PWR 1KSB: Health Matters: Health, Innovation, and Communication
What is health? Is this a medical question, or a cultural, political, or ethical question? While we cannot universally define “health,” it’s now a legal issue as well. In Sept. 2012, amidst significant controversy, the New York Board of Health banned the sale of “soft drinks” in sizes 16 oz. or larger at public eateries, in hopes of preventing obesity. While New York City's mayor Bloomberg acknowledges that his ban is not perfect, he insists that “we’ve got to do something. We have an obligation to warn you when things are not good for your health.” The Soda Ban is an example of a growing approach in the health policy sector that some call behavioral healthcare design. However, provocative bans like this present just a tiny frame when compared with the kinds of innovations occurring across the planet.
For example, in the developing world, trauma, disease, and natural disasters result in hundreds of thousands of new amputees per year. The JaipurKnee Project (with help from Stanford) has designed a $20 high-performance prosthetic knee, so that amputees can walk, work, and play. Luma League’s low cost bili lights save “one cute little baby at a time.” These are both material products—things that are making a difference to people’s health and wellness. But things are just one approach. Well-designed health communication campaigns (such as anti-smoking ads) can be just as powerful as the design of affordable products.
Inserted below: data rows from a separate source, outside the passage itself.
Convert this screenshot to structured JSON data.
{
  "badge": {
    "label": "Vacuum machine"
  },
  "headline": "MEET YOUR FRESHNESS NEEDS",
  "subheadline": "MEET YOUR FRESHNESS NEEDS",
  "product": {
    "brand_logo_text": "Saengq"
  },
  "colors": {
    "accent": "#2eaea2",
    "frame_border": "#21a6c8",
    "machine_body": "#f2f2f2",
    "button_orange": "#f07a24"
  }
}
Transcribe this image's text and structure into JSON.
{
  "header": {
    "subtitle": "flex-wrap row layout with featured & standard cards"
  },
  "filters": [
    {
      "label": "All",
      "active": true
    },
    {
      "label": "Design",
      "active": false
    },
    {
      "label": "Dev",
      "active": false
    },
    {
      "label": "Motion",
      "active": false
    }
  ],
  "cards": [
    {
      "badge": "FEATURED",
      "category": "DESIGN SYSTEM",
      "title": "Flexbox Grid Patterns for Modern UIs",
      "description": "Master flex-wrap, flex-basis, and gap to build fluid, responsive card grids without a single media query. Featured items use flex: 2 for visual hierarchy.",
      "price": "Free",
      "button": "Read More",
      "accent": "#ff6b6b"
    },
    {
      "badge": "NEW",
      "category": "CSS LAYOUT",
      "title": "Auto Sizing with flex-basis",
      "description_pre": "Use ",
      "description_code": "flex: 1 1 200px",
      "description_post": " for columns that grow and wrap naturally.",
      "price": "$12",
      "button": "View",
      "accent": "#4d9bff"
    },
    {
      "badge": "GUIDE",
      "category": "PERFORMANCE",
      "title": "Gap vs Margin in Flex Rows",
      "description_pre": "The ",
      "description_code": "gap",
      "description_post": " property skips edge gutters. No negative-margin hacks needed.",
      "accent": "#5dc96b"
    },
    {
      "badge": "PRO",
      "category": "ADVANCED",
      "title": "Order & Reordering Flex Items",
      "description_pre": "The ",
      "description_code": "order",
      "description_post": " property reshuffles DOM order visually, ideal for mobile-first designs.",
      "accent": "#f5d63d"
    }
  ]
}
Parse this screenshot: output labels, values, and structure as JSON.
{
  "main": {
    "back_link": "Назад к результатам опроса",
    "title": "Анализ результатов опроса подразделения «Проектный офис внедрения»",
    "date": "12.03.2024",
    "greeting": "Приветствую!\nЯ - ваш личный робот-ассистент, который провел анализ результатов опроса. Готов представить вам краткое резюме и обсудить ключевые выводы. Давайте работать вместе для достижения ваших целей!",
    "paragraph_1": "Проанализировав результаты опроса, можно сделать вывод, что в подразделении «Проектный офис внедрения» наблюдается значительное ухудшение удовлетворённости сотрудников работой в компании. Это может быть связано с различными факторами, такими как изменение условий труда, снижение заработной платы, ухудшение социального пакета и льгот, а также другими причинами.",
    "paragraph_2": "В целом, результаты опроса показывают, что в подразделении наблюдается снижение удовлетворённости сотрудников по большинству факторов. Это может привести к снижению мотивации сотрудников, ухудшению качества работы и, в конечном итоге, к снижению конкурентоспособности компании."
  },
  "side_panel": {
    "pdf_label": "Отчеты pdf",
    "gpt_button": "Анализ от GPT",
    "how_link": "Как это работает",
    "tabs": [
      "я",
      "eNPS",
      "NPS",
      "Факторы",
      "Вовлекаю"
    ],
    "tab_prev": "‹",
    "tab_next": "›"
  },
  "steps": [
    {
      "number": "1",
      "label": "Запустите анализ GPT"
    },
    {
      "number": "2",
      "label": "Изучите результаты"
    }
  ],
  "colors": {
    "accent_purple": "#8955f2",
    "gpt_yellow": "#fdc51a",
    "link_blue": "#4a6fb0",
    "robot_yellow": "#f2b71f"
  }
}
The challenge of a well-designed communication campaign is no less difficult than inventing new things or technologies; a range of specialties are required when it comes to health matters.
In this course, we will engage with the dynamic health sector in all its complexity, and seek to understand the matters that are under debate, and the movements that are gaining momentum. We will explore health matters in many contexts, as we read academic and popular writing in several media. Beginning with the premise that “health” needs to be defined and studied in context—health is not a universal concept, and it means different things to different people—we will enter the conversation, as students, critics, and scholars.
Examples of Research Topics
You might be interested in how health concepts are filtered through cultural lenses, and how we can implement a culturecentered approach in health communication. Perhaps you will explore the discourse around healthcare and rights, health policy and public health, bioethics, or the place of non-health specialists in health discourse. You might take a close look at a health campaign or design one yourself, or, do research in a growing field like epigenetics. The overlapping of health sector issues with other approaches like design thinking, ethics, or music might also be explored.
(1500-1800 words; 5-6 pages) In this essay you’ll examine and evaluate the rhetorical appeal of a chosen text to its audience.
Texts in Conversation Essay
(1800-2400 words; 6-8 pages) In the TiC you will explore the important conversation surrounding your emergent research question. You will construct an annotated bibliography, and write an essay that discusses the sources’ arguments, puts the texts into dialogue with one another, and describes how these materials help you move closer to developing your research question.
(3600-4500 words; 12-15 pages) You will write on a research topic that is compelling to you that relates to the course theme.